The United States Citizenship and Immigration Services (USCIS) indicated it received approximately 275,000 registrations for the available 86,000 slots in the most recent H-1B registration/lottery. With the initial selection complete, employers not selected should consider these H-1B alternatives – a process that can be daunting any year, and especially now as COVID-19 closures impact USCIS and consular processing. If you have questions or need help planning an immigration strategy for a skilled professional, contact us for a free consultation.
New this year under the H-1B registration process is the opportunity for “re-selection”. That is, if the USCIS determines that an original selectee is not eligible for H-1B status, then the USCIS will look back to the original pool of applicants and select a new “selectee” from the remaining unselected applicants. Though this is a welcome addition to the process as it should ensure that all 86,000 H-1B slots are used in a fiscal year, one should not put all of their “eggs into this basket” in the hope of being able to work and live in the United States. With only an original 31% chance of being selected this year, the chances grow slimmer in re-selection. With approximately 189,000 applicants still available, even if the USCIS has 10,000 (which would be an extremely large number) of H-1Bs that are deemed “ineligible”, that leave only a 5% chance of being selected in the re-selection process. In short, employer and H-1B applicants need to look at other H-1B alternatives outlined in this report.
Employer-Sponsored Green Cards
Our primary recommendation for all employers who have identified an individual who will be an asset to their business is to “GO ALL IN” and sponsor the individual for permanent resident status (aka “Green Card). Oftentimes, for H-1B candidates, this means beginning the PERM (or labor certification) process as soon as possible.
One thing we have learned through our broad experience is that there is no such thing as a routine petition, and it can not be assumed that any petition – no matter how well documented or supported – will be approved. Engaging valued foreign national team members in the green card process will give them peace of mind and will provide you, the employer, with an opportunity to maintain or begin their employment at your organization.
During the PERM process, you will be required to show there are no minimally qualified US workers ready, willing, and able to fill the offered position. From start to finish, the PERM process takes between 10 months and a year. The Department of Labor is continuing to update PERM requirements due to COVID-19 work at home orders, and we are not seeing significant disruptions to the process at this time. If you have questions about the PERM process, we are happy to offer complimentary consultations. Once the PERM process is complete, many employees are eligible to file their I-140 and I-485 applications concurrently. All employees will move into the I-140 process, but those that can file a concurrent I-485 Application have the ability to secure an Employment Authorization Document (EAD) with that filing while they wait out the completion of the green card process. This EAD allows that individual to continue or begin employment with your organization and continue in that employment until completion of the green card process. Once the green card is issued, this US Lawful Permanent Resident Status will provide the individual with continued authorization to work for you.
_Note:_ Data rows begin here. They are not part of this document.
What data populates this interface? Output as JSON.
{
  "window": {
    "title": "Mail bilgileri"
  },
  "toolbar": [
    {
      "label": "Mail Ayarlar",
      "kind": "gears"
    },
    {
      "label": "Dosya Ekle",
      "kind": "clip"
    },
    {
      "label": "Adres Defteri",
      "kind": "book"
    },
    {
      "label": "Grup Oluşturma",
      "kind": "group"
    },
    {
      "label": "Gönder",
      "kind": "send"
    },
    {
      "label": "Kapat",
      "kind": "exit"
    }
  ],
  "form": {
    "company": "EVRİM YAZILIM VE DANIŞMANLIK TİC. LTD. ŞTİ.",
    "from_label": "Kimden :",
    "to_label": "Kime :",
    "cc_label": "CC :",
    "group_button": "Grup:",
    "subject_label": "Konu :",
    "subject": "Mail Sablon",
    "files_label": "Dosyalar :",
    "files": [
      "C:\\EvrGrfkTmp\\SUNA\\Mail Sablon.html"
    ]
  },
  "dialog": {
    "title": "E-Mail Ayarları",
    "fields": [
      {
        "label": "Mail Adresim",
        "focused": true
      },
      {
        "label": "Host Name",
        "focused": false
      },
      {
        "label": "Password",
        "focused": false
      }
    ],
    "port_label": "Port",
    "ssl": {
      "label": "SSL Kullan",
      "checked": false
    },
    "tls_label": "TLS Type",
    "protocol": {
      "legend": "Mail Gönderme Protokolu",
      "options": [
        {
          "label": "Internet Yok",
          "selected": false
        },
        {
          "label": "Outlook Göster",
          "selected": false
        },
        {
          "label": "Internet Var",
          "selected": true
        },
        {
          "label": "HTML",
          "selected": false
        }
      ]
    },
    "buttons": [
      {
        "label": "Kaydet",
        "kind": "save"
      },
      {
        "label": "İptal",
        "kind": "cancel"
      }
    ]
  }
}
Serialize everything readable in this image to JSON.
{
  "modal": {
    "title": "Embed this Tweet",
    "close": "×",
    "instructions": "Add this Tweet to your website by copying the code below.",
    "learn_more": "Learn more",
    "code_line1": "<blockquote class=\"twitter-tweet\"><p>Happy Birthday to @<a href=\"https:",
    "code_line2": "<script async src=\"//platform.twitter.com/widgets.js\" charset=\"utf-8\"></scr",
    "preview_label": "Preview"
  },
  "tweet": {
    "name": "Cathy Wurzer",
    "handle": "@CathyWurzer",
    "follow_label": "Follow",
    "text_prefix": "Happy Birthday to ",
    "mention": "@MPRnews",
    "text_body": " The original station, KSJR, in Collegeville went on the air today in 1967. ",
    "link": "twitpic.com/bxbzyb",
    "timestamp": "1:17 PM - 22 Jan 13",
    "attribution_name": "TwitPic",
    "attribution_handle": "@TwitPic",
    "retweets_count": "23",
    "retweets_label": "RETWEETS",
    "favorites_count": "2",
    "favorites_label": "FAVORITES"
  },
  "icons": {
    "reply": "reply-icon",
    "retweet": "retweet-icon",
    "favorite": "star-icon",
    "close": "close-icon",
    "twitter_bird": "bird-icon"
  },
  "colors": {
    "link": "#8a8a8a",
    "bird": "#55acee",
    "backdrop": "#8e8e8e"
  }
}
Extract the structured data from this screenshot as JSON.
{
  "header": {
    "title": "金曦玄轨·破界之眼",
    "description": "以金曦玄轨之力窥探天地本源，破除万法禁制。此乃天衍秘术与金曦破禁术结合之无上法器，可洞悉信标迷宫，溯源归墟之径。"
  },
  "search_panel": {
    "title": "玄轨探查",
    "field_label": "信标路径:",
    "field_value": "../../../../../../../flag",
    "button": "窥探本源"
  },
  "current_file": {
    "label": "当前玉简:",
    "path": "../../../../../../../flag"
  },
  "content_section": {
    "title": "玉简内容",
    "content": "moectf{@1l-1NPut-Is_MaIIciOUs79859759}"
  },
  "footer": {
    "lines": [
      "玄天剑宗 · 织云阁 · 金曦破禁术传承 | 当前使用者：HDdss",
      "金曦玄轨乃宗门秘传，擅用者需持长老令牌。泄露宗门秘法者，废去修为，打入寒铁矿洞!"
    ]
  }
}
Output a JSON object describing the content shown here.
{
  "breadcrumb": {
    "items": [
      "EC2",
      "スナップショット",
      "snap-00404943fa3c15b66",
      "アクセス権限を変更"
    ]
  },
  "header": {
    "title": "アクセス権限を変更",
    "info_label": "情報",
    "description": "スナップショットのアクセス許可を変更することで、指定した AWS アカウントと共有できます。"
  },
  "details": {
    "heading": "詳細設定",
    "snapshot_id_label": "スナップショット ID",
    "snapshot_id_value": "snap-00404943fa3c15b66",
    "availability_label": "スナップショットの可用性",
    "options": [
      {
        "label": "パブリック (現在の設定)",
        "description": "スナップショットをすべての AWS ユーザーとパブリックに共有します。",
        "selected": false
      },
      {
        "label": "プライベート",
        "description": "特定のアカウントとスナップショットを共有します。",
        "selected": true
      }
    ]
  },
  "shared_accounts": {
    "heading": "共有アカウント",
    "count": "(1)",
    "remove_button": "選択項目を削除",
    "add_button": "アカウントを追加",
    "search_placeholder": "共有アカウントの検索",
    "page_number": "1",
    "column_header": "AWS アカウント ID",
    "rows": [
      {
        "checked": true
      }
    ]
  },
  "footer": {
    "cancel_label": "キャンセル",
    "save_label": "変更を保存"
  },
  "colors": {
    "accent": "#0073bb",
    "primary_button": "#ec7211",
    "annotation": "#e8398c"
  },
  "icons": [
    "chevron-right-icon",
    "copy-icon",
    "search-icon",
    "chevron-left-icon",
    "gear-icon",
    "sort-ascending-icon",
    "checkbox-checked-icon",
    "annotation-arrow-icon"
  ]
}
Other H-1B Visa Alternatives
An employer might not be ready to undertake the PERM process, and there are several nonimmigrant options to sponsor skilled professionals outside of the H-1B or green card process including:
- O-1 visa – If the candidate has an advanced degree, extensive publications/citations, awards in their field, and/or other evidence to show they are one of the leading individuals in their field of work, an employer can sponsor an O-1 Visa;
- TN visa – If the candidate is a citizen of Canada or Mexico, an employer can sponsor on a TN visa;
- E-1/E-2 visa – If the candidate is from an E Treaty Country, the candidate may be able to start their own company as a trader or investor. This company then could contract out the candidate’s services to your organization in a role similar to that of the H-1B application. See our E Visa Guide for more information;
- Placement of the Candidate in an Overseas Office – If the candidate fills a specific need for your organization and there is potential for that need to be filled from an overseas location of your company, you can consider placing that employee overseas for a 12 month period working for your organization in a branch or affiliated office. After completion of 12 months of employment, you could consider transferring that employee to the U.S. in L-1. For more information on the L Visa, download our free Guide.
- E-3 visa – If the candidate is a citizen of citizen of Australia, an employer can sponsor on an E-3 visa;
- H-1B1 – If the candidate is a citizen of Singapore or Chile, an employer can sponsor on an H-1B1 Free Trade application;
- The Foreign National Employee could enroll in a Master’s Degree or other degree programs to maintain their F-1 status and continue in employment, albeit part-time, with the Employer under F-1 Curricular Practical Training. See our F-1 Visa Guide for more information;
- The Foreign National Employee could depart the US for a 90-day period upon completion of the OPT status, and then apply for a J-1 Trainee status to continue in their entry-level employment/training;
COVID-19 Impacts on L and E Visas
USCIS is still accepting applications for all work visas, including E-2, L-1, and TN visas, but consular processing has been suspended for routine visas. While paperwork can be submitted for consular processing of work visas, Consulates are not holding appointments or issuing visas at this time. This is a fluid situation – click here for the most current information on consular processing.